_What to produce_
In the listing below, count every line that contains "kingfisher". Give nothing but the number.

_Listed entries_
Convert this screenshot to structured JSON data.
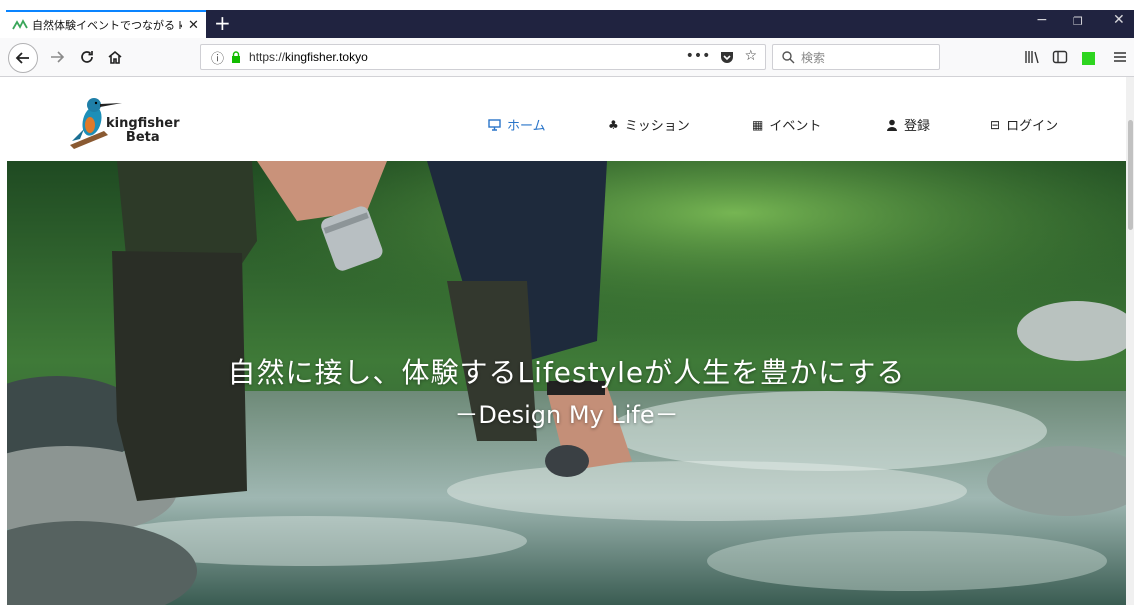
{
  "browser": {
    "tab_title": "自然体験イベントでつながる kingfi",
    "tab_close": "✕",
    "new_tab": "+",
    "url_scheme": "https://",
    "url_host": "kingfisher.tokyo",
    "search_placeholder": "検索",
    "url_actions": [
      "•••",
      "♡",
      "☆"
    ],
    "window_controls": [
      "−",
      "❐",
      "✕"
    ]
  },
  "site": {
    "logo_text_line1": "kingfisher",
    "logo_text_line2": "Beta",
    "menu": [
      {
        "label": "ホーム",
        "icon": "monitor-icon",
        "glyph": "▭",
        "active": true
      },
      {
        "label": "ミッション",
        "icon": "tree-icon",
        "glyph": "♣",
        "active": false
      },
      {
        "label": "イベント",
        "icon": "calendar-icon",
        "glyph": "▦",
        "active": false
      },
      {
        "label": "登録",
        "icon": "user-icon",
        "glyph": "●",
        "active": false
      },
      {
        "label": "ログイン",
        "icon": "login-icon",
        "glyph": "⊟",
        "active": false
      }
    ]
  },
  "hero": {
    "title": "自然に接し、体験するLifestyleが人生を豊かにする",
    "subtitle": "－Design My Life－"
  },
  "colors": {
    "accent": "#2a75c9",
    "tabbar": "#202340",
    "tab_indicator": "#0a84ff",
    "extension_green": "#2ed51f"
  }
}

_Exercise answer_
2